Nudds, Robert; Koutrouditsou, Lydia (2022), Swallowtail butterfly wing and tail measurements, Dryad, Dataset,


The European swallowtail butterfly (Papilio machaon) is so named, because of the long and narrow prominences extending from the trailing edge of their hindwings and, although not a true tail, they are referred to as such. Despite being a defining feature, an unequivocal function for the tails is yet to be determined, with predator avoidance (diverting an attack from the rest of the body), and enhancement of aerodynamic performance suggested. The swallowtail, however, is sexually size dimorphic with females larger than males, but whether the tail is also sexually dimorphic is unknown.

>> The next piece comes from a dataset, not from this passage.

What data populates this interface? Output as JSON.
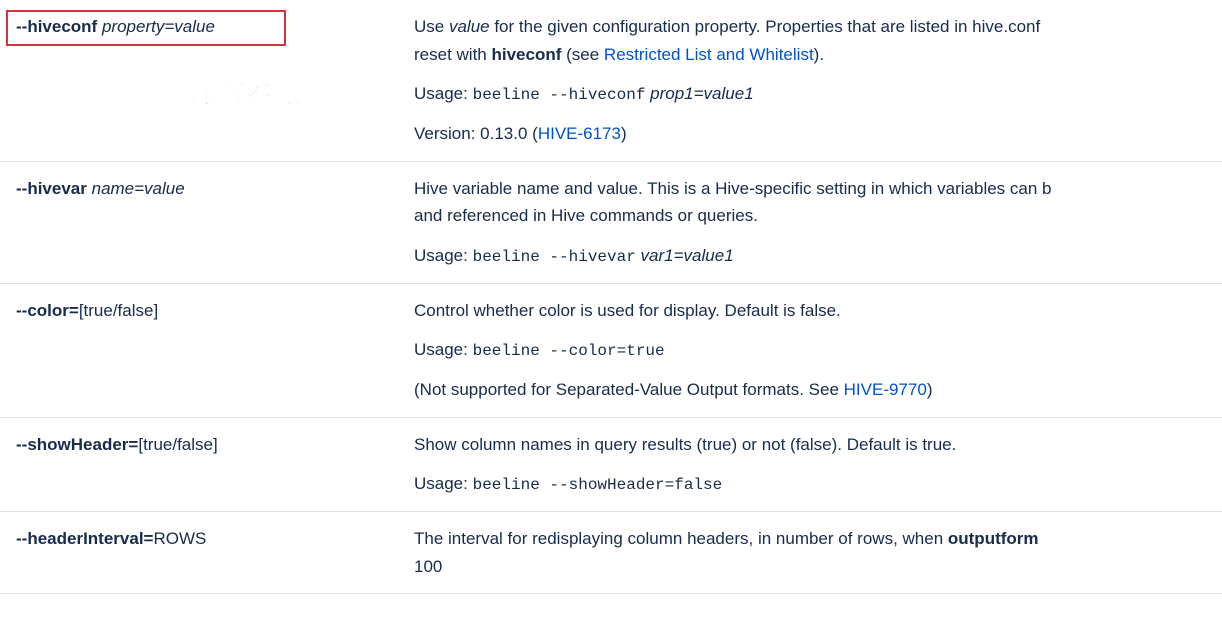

Here, museum specimens were used to determine whether sexual selection has played a role in the evolution of the swallowtail butterfly tails in a similar way to that seen in the tail streamers of the barn swallow (Hirundo rustica), where the males have longer streamers than those of the females. Previously identified sexual dimorphism in swallowtail butterfly size was replicated, but no evidence for dimorphism in tail length was found. If evolved to mimic antennae and a head to divert a predatory attack, and if an absolute tail size was the most effective for this, then the tail would probably be invariant with butterfly hindwing size. The slope of the relationship between tail length and size, however, although close to zero, was nonetheless statistically significantly above (tail length µ hindwing area 0.107 ± 0.011). The slope also did not equate to that expected for geometric similarity (tail length µ hindwing area 1/2) suggesting that tail morphology is not solely driven by aerodynamics. It seems likely then, that tail morphology is primarily determined by, and perhaps a compromise of several, factors associated with predator avoidance (e.g. false head mimicry and a startling function). Of course, experimental data are required to confirm this.